For Johnson, the moment was an epiphany. She wrote,
[I]t hit me that she only says what she hears. What she sees. I tell her that she is beautiful every single day. She is kind walking through the mall, because I tell her she is kind everywhere else. She is polite at the order counter because she hears me when I'm polite to strangers everywhere. She gives compliments to people she doesn't know because she loves how it feels when she hears them.. And when we are in a dressing room, with swimsuits of all God forsaken things, there is a split moment when I have the power to say “wow I have really gotten fat this year” OR “wow I love this coral color on me!” And those are the words burned into my daughter’s brain.
Johnson urged parents to recognize the impact they have on how their kids see the world and themselves. “When it comes to manners, be an example,” she wrote. “When it comes to kindness, be an example. And when it comes to body image, be an example.”

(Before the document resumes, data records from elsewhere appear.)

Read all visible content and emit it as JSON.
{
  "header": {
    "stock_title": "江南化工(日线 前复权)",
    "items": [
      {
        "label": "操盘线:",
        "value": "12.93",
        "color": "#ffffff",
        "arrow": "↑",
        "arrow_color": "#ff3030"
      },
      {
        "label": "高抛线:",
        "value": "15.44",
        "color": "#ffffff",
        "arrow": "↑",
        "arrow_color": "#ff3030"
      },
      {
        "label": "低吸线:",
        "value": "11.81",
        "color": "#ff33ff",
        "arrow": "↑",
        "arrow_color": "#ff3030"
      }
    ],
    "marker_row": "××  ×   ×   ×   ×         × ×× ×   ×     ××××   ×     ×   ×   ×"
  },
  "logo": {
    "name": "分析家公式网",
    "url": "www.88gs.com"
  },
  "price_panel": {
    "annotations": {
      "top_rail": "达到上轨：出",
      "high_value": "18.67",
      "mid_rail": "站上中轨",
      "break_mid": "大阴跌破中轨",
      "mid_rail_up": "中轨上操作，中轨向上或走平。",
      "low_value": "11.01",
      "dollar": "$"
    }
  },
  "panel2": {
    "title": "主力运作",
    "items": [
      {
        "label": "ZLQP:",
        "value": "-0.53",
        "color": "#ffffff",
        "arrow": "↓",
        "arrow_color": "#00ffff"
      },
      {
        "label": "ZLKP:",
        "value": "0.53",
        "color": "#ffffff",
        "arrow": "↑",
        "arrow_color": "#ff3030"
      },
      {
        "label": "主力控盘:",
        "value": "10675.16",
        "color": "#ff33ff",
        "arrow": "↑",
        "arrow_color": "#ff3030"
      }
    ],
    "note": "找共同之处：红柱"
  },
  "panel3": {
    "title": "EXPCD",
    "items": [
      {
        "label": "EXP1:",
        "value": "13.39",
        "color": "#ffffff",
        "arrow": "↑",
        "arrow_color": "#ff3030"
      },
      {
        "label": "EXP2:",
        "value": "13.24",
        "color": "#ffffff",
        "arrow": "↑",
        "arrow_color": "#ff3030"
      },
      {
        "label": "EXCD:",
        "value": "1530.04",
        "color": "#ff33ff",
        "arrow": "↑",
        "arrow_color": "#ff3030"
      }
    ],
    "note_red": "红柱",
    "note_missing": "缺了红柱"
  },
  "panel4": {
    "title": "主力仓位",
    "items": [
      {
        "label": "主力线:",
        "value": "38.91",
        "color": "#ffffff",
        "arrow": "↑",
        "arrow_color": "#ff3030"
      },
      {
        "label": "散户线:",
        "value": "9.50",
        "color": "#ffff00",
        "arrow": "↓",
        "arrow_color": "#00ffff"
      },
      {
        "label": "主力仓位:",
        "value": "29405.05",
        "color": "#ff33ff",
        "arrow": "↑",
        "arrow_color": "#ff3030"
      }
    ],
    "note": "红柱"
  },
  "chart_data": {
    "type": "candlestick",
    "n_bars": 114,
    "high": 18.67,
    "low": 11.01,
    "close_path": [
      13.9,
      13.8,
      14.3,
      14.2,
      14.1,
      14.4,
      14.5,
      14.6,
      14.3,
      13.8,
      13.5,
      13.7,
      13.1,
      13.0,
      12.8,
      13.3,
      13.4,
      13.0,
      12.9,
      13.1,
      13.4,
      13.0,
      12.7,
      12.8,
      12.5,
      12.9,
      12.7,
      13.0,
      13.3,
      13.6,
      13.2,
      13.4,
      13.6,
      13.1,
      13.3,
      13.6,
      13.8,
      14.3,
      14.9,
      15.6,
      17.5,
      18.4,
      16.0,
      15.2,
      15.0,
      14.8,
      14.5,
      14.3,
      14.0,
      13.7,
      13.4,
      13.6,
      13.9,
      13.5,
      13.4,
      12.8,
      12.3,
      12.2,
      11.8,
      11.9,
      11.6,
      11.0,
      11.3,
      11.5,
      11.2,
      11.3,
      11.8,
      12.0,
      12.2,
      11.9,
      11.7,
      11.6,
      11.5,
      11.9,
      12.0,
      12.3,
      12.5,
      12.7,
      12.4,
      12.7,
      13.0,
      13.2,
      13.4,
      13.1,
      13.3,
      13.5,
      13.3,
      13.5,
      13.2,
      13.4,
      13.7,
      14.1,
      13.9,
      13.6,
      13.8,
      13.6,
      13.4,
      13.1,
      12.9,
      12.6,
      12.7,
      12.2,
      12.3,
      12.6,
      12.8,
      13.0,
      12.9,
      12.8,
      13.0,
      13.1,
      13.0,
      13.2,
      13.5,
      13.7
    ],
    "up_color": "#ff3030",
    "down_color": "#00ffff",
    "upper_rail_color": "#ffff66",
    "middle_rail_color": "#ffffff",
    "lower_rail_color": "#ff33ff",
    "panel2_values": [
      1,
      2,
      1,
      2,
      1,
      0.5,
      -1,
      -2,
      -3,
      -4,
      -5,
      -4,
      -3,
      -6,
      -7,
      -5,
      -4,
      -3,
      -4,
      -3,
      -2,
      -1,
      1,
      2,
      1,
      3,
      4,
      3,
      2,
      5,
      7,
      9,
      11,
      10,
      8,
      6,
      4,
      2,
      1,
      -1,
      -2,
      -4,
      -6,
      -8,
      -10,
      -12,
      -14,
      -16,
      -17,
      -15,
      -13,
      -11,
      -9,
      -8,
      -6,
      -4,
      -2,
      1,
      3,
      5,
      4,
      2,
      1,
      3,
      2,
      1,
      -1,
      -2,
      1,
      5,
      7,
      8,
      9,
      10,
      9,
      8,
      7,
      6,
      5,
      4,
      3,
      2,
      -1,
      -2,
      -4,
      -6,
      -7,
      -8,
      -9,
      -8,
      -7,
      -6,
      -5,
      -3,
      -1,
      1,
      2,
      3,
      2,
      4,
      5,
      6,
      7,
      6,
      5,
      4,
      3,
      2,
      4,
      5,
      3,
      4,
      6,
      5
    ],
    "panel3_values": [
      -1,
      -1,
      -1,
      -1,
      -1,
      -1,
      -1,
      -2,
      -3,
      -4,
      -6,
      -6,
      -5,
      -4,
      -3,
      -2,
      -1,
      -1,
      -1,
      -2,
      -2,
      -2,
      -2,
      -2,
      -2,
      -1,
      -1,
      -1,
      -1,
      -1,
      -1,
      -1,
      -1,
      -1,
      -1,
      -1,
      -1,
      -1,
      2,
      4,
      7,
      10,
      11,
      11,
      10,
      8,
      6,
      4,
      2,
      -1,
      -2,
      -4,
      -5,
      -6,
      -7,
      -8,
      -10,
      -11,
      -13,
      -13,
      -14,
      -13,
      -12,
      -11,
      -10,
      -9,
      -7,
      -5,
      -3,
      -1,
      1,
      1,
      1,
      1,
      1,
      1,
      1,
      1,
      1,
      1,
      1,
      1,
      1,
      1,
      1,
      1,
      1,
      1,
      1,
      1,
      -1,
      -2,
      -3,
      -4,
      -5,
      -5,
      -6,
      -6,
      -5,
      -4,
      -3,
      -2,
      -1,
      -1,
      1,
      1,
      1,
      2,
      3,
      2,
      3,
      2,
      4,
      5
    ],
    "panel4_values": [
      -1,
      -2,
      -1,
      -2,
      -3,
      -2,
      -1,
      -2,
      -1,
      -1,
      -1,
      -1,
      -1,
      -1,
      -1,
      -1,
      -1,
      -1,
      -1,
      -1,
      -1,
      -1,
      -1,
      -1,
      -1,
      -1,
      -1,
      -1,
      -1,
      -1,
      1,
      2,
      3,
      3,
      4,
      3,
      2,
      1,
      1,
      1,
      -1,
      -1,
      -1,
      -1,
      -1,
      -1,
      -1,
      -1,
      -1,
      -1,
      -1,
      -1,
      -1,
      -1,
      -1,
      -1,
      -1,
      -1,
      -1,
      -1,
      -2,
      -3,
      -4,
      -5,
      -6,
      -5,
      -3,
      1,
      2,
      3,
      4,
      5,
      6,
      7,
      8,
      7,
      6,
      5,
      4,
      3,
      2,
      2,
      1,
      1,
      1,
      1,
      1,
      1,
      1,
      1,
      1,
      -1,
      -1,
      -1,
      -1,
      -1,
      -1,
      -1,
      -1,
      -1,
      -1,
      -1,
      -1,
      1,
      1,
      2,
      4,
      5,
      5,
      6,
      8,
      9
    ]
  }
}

“I am not a size zero. I never will be,” Johnson wrote. “… But this body made a whole other body. I am strong. I am able. And I am happy. I don't have to be beautiful like you, because I am beautiful like me.”
Johnson ended her post with the hope that her daughter will continue to love herself the way she does now, even as she gets older and faces the pressure that all women face to conform to cultural standards of beauty. “I will always remind her that the girls who look the prettiest in a two piece, or a body suit, or a freaking Snuggie, are the ones who are happy,” Johnson wrote. “Because that's ALL that matters. And I want her to look at herself every single day and say ‘Oh wow! I think I look beautiful!’ because EVERY girl deserves to feel that.”
In the space of only a week, hundreds of thousands of people have read and shared Johnson’s post, and thousands have left comments of support. Johnson’s advice for parents to set body positive examples for their kids benefits children and adults — because in trying to model a happy, loving body image for their kids, the grownups might learn to show a little more love and kindness to themselves. It’s a win-win.